## What the task requires:
Write out the records again, exactly. Nothing may be dropped.

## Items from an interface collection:

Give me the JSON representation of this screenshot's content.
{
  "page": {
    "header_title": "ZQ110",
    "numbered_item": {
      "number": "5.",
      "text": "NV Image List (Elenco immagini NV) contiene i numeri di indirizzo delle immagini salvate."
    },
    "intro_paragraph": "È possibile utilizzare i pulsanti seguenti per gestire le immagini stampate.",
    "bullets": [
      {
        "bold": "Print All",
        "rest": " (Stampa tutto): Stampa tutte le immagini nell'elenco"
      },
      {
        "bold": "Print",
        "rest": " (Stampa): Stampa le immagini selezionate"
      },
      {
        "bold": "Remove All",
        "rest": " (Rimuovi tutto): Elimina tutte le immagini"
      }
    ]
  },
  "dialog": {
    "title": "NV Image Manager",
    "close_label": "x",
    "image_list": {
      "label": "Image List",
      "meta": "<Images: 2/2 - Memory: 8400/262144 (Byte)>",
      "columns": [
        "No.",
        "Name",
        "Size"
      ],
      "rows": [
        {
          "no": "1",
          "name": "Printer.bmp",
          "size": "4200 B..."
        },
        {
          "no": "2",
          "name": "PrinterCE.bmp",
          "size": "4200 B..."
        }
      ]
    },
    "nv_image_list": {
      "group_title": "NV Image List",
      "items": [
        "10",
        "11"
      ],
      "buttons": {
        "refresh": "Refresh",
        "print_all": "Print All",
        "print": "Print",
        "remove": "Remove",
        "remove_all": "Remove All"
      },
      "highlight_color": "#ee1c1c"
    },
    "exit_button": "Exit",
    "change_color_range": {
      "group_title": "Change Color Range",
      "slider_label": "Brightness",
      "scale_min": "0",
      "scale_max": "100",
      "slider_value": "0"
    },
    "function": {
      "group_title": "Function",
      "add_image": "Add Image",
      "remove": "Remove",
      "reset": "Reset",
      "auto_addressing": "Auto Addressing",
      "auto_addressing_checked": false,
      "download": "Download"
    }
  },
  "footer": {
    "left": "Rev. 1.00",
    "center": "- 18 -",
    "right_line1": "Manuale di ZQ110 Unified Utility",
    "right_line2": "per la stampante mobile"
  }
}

## Exercise result:
Give me the JSON representation of this screenshot's content.
{
  "page": {
    "header_title": "ZQ110",
    "numbered_item": {
      "number": "5.",
      "text": "NV Image List (Elenco immagini NV) contiene i numeri di indirizzo delle immagini salvate."
    },
    "intro_paragraph": "È possibile utilizzare i pulsanti seguenti per gestire le immagini stampate.",
    "bullets": [
      {
        "bold": "Print All",
        "rest": " (Stampa tutto): Stampa tutte le immagini nell'elenco"
      },
      {
        "bold": "Print",
        "rest": " (Stampa): Stampa le immagini selezionate"
      },
      {
        "bold": "Remove All",
        "rest": " (Rimuovi tutto): Elimina tutte le immagini"
      }
    ]
  },
  "dialog": {
    "title": "NV Image Manager",
    "close_label": "x",
    "image_list": {
      "label": "Image List",
      "meta": "<Images: 2/2 - Memory: 8400/262144 (Byte)>",
      "columns": [
        "No.",
        "Name",
        "Size"
      ],
      "rows": [
        {
          "no": "1",
          "name": "Printer.bmp",
          "size": "4200 B..."
        },
        {
          "no": "2",
          "name": "PrinterCE.bmp",
          "size": "4200 B..."
        }
      ]
    },
    "nv_image_list": {
      "group_title": "NV Image List",
      "items": [
        "10",
        "11"
      ],
      "buttons": {
        "refresh": "Refresh",
        "print_all": "Print All",
        "print": "Print",
        "remove": "Remove",
        "remove_all": "Remove All"
      },
      "highlight_color": "#ee1c1c"
    },
    "exit_button": "Exit",
    "change_color_range": {
      "group_title": "Change Color Range",
      "slider_label": "Brightness",
      "scale_min": "0",
      "scale_max": "100",
      "slider_value": "0"
    },
    "function": {
      "group_title": "Function",
      "add_image": "Add Image",
      "remove": "Remove",
      "reset": "Reset",
      "auto_addressing": "Auto Addressing",
      "auto_addressing_checked": false,
      "download": "Download"
    }
  },
  "footer": {
    "left": "Rev. 1.00",
    "center": "- 18 -",
    "right_line1": "Manuale di ZQ110 Unified Utility",
    "right_line2": "per la stampante mobile"
  }
}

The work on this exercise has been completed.